A city councilman tried to protect Austinites from being forced to fund the resettlement of Syrian refugees in Austin, but was met with immense opposition before being called “xenophobic.”
Austin City Council Member Don Zimmerman proposed that the city block spending on providing assistance to Syrian refugees, but the measure was struck down by the Public Safety Committee in a 2-1 vote on November 30. Council Members Greg Casar and Ora Houston voted “no” on Zimmerman’s proposal, according to the Austin American Statesman.
Taking money from Austinites (who are already struggling financially due to the city’s soaring cost of living) to give to refugees is what the city is about, said Casar. The 25-year-old is Austin’s youngest and arguably most inexperienced council member. Casar is hardly an expert on the needs and wants of Austinites, as he’s only resided in the city for a very short time.
Austin council members care more about aiding refugees than protecting the citizens it already has
“Everyone, including Council Member Zimmerman, knows the City Council would never pass such a terrible and xenophobic resolution,” said Casar, adding that he is a descendant of refugees who fled a war-torn country. However, his struggle isn’t exactly what he portrays it to be. Casar was raised in a wealthy family on the East Coast and was essentially handed the position of District 4 councilman. He held only one job prior to being elected onto the Austin City Council.
“Not surprising, but disappointing,” responded Zimmerman, when asked about Casar’s name calling.
Council members Houston and Casar are adamant about providing assistance to Syrian refugees and plan to do so using taxpayer dollars, which, according to the Statesman, would primarily go towards health services for immigrants.
However, exactly how and where the money will be spent remains largely unknown.
“Do-goodism at the taxpayer’s expense” is what the council members want, said Zimmerman, adding that he’s already asked for the money trail through public requests but has yet to receive it.
“Where is the tax money going?” Zimmerman asked. “We’re subsidizing a bunch of these non-profit organizations, but don’t know where the money is going.”
“The highest responsibility of government is the protection and safety of its citizens”
Several law enforcement officials, many of whom have had direct experience working with security clearances and international security, attended Wednesday’s meeting in support of Zimmerman’s proposal.
Speaking in opposition to Zimmerman’s proposal was Jo Kathryn Quinn, executive director of Caritas of Austin, a nonprofit organization that helps resettle refugees in Austin.

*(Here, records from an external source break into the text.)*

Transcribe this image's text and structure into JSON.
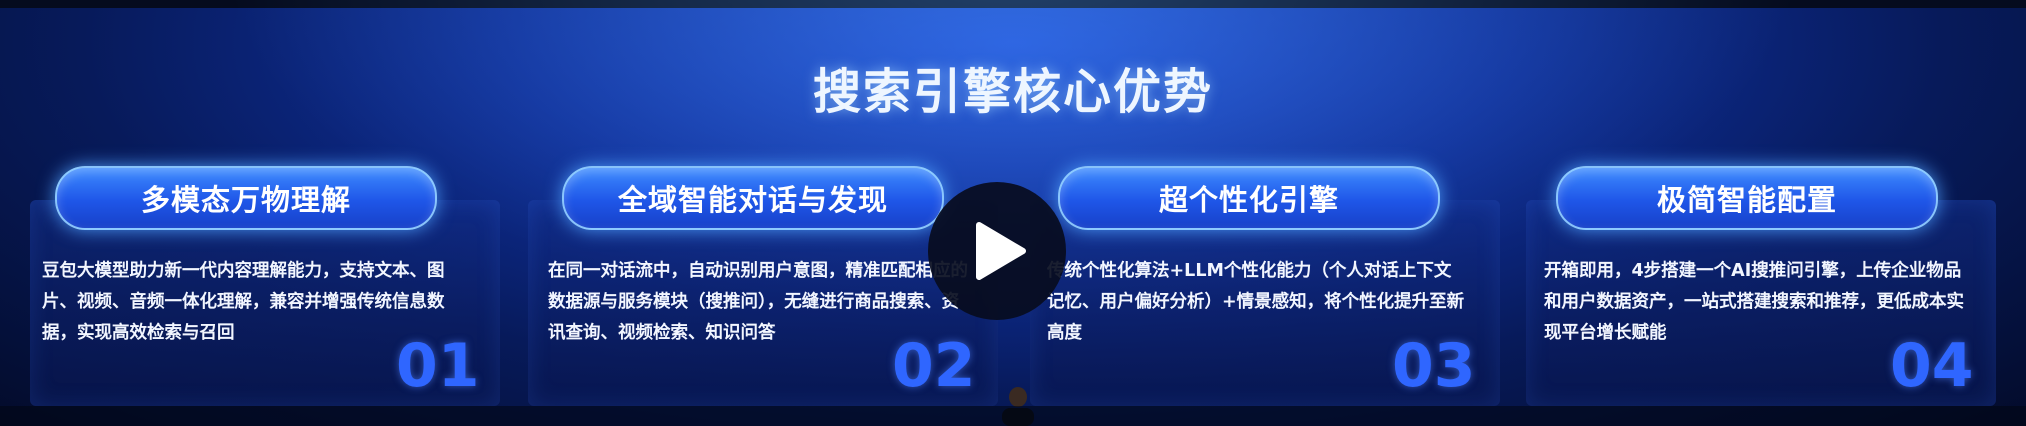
{
  "title": "搜索引擎核心优势",
  "cards": [
    {
      "label": "多模态万物理解",
      "description": "豆包大模型助力新一代内容理解能力，支持文本、图片、视频、音频一体化理解，兼容并增强传统信息数据，实现高效检索与召回",
      "number": "01"
    },
    {
      "label": "全域智能对话与发现",
      "description": "在同一对话流中，自动识别用户意图，精准匹配相应的数据源与服务模块（搜推问），无缝进行商品搜索、资讯查询、视频检索、知识问答",
      "number": "02"
    },
    {
      "label": "超个性化引擎",
      "description": "传统个性化算法+LLM个性化能力（个人对话上下文记忆、用户偏好分析）+情景感知，将个性化提升至新高度",
      "number": "03"
    },
    {
      "label": "极简智能配置",
      "description": "开箱即用，4步搭建一个AI搜推问引擎，上传企业物品和用户数据资产，一站式搭建搜索和推荐，更低成本实现平台增长赋能",
      "number": "04"
    }
  ],
  "play_icon": "play-icon",
  "colors": {
    "accent": "#2f66ff",
    "pill": "#1f56e8",
    "background": "#0f2f9a"
  }
}
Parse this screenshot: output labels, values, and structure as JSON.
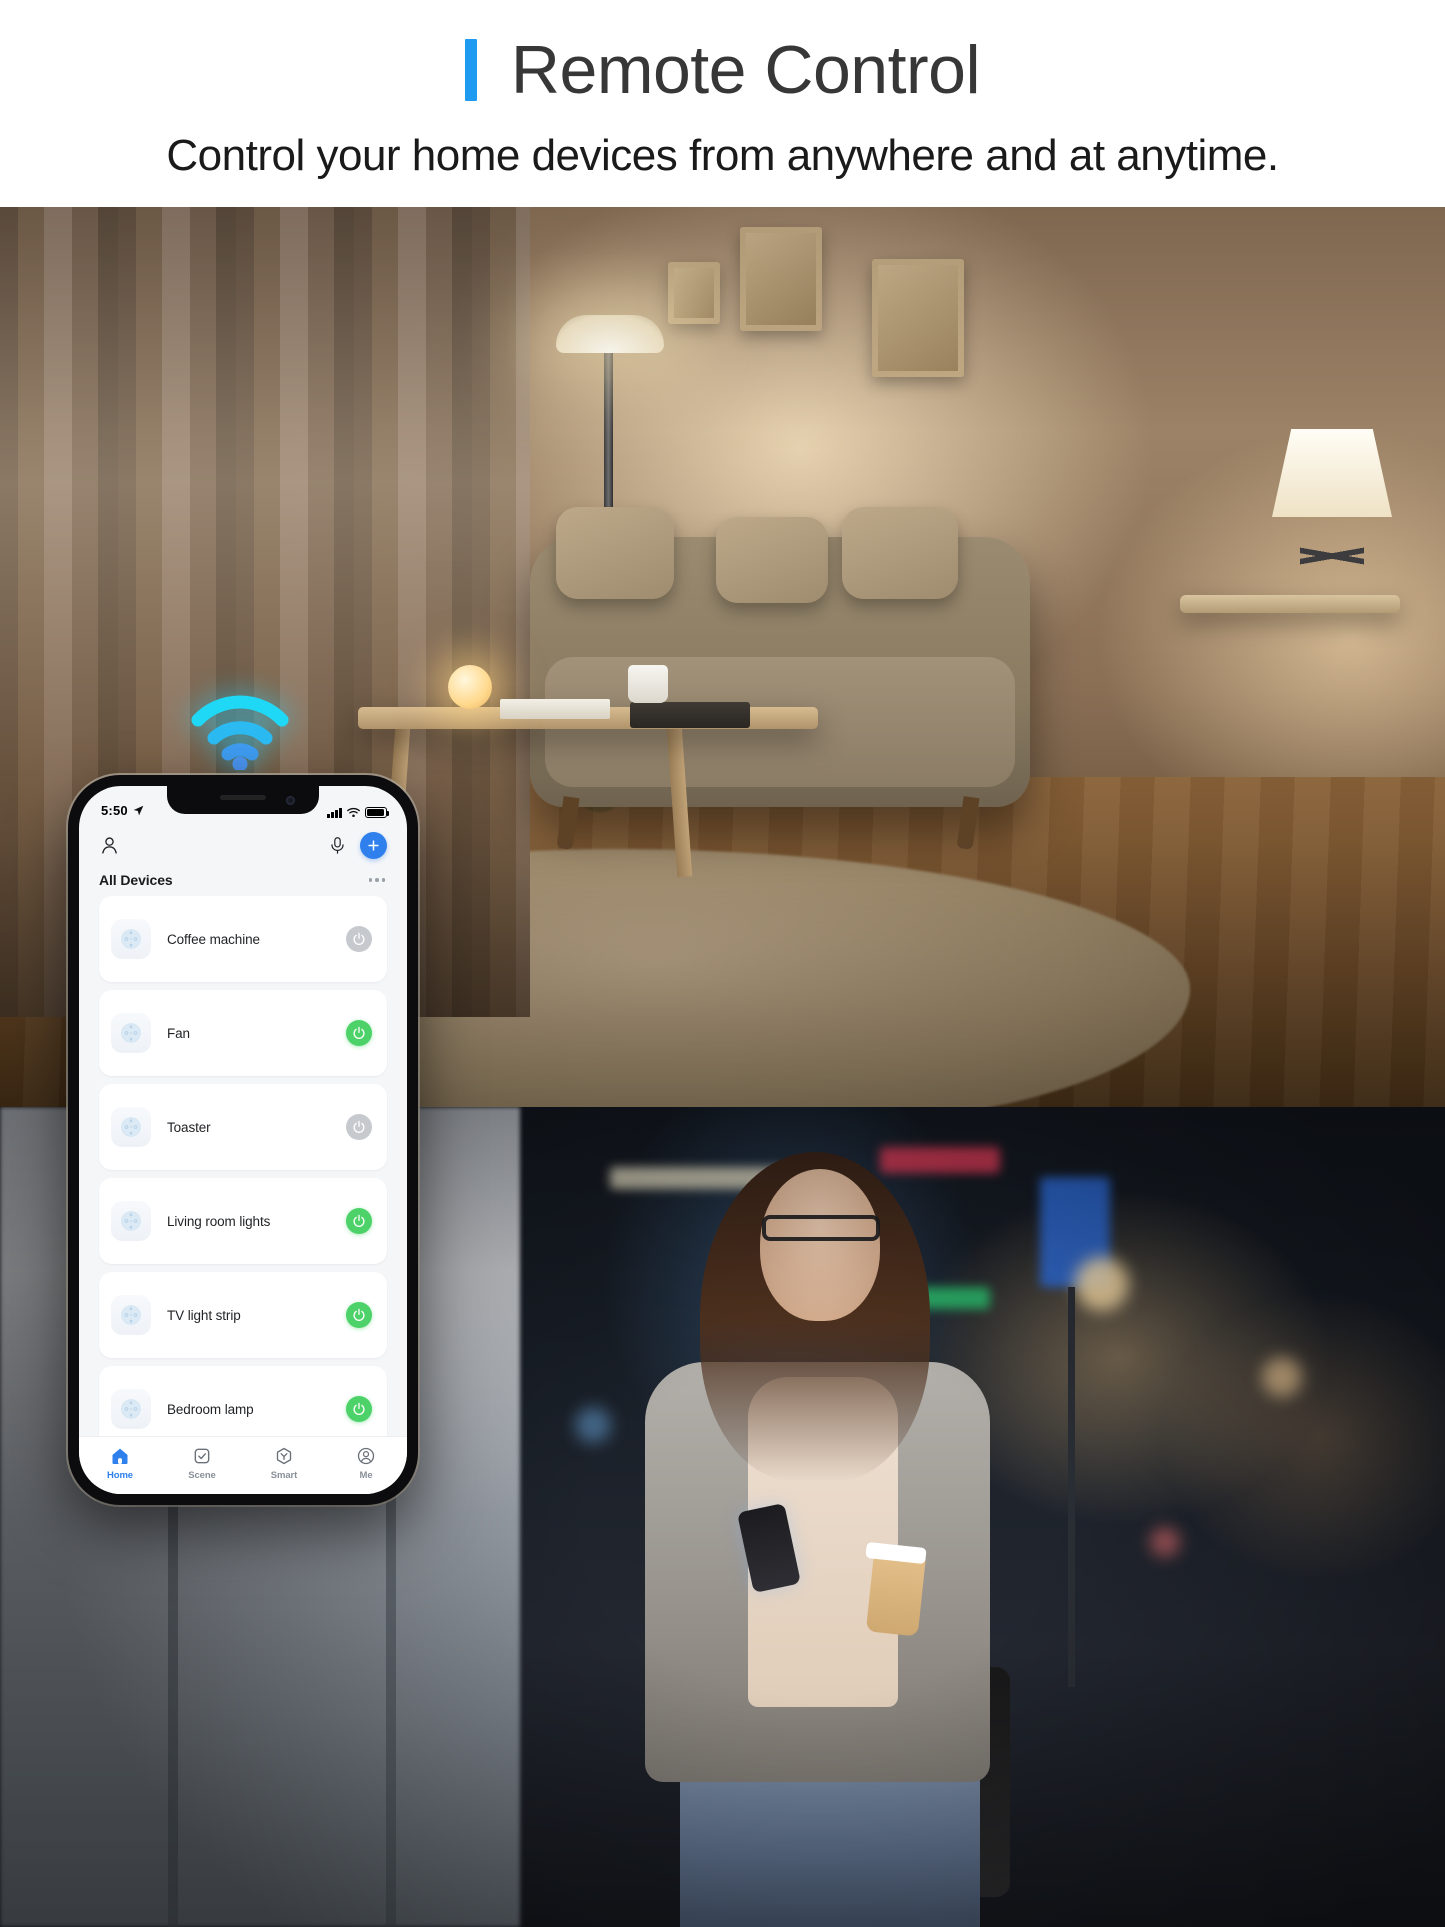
{
  "header": {
    "title": "Remote Control",
    "subtitle": "Control your home devices from anywhere and at anytime.",
    "accent_color": "#1E9BF0"
  },
  "hero": {
    "scene_description": "Warm-lit living room at night with sofa, floor lamp, table lamp and coffee table",
    "wifi_icon": "wifi-signal-icon",
    "wifi_color": "#2ACFF5"
  },
  "bottom_scene": {
    "scene_description": "Woman walking on a city street at night holding a smartphone and a coffee cup"
  },
  "phone": {
    "status_bar": {
      "time": "5:50",
      "location_icon": "location-arrow-icon",
      "signal_icon": "cellular-signal-icon",
      "wifi_icon": "wifi-icon",
      "battery_icon": "battery-full-icon"
    },
    "app_header": {
      "profile_icon": "person-icon",
      "voice_icon": "microphone-icon",
      "add_label": "+",
      "add_icon": "plus-icon",
      "section_title": "All Devices",
      "more_icon": "more-horizontal-icon"
    },
    "devices": [
      {
        "name": "Coffee machine",
        "icon": "smart-plug-icon",
        "power": "off"
      },
      {
        "name": "Fan",
        "icon": "smart-plug-icon",
        "power": "on"
      },
      {
        "name": "Toaster",
        "icon": "smart-plug-icon",
        "power": "off"
      },
      {
        "name": "Living room lights",
        "icon": "smart-plug-icon",
        "power": "on"
      },
      {
        "name": "TV light strip",
        "icon": "smart-plug-icon",
        "power": "on"
      },
      {
        "name": "Bedroom lamp",
        "icon": "smart-plug-icon",
        "power": "on"
      }
    ],
    "tabs": [
      {
        "label": "Home",
        "icon": "home-icon",
        "active": true
      },
      {
        "label": "Scene",
        "icon": "check-square-icon",
        "active": false
      },
      {
        "label": "Smart",
        "icon": "hexagon-y-icon",
        "active": false
      },
      {
        "label": "Me",
        "icon": "account-circle-icon",
        "active": false
      }
    ],
    "colors": {
      "accent": "#2F80ED",
      "power_on": "#4CD268",
      "power_off": "#C6C9CD",
      "screen_bg": "#F5F6F8"
    }
  }
}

Quinn insisted that refugees go through a stringent two-year vetting process before being allowed into the U.S.
However, Zimmerman and several others have questioned whether the U.S. government really has the capability to vet all refugees for potential ties to terrorism. His concerns are valid, as a U.S. House Counter-Terrorism and Intelligence official recently told Fox News that the government has absolutely no system for vetting terrorists who may very well be disguised amongst refugees.
“How do we vet people from a foreign country, foreign culture, foreign government in an area of civil war?” asked Zimmerman.
In an online message board, Zimmerman wrote that the “terrorist attacks upon Paris, France … are only the latest in a series of events which present a sobering reminder of the many dangers that exist in our world,” and that “the highest responsibility of any government is the protection and safety of its citizens.”
Part of Zimmerman’s proposal would have required the city manager to “fully comply with the sentiments” expressed in Gov. Greg Abbotts’s recent letter to President Obama, which announced Texas’ refusal to accommodate Syrian refugees in fear of the government’s inadequate vetting process.
According to the Statesman, which obtained a copy of the governor’s letter, “Abbott directed both agencies to inform local resettlement agencies about the new policy. He asked the health agency to submit an amended Texas refugee resettlement plan to federal authorities. He also named the health agency’s chief of staff, Cecile Young, to fill the vacant post of state refugee coordinator.”
Abbott also directed the Department of Public Safety to “work with state and local officials to ensure any refugees already in this state do not pose a risk to public safety.” Over the last 15 months, a little over 200 Syrian refugees have settled in Texas.
Our reporters reached out to Council Member Greg Casar for comment. He has not returned our request at the time of this writing.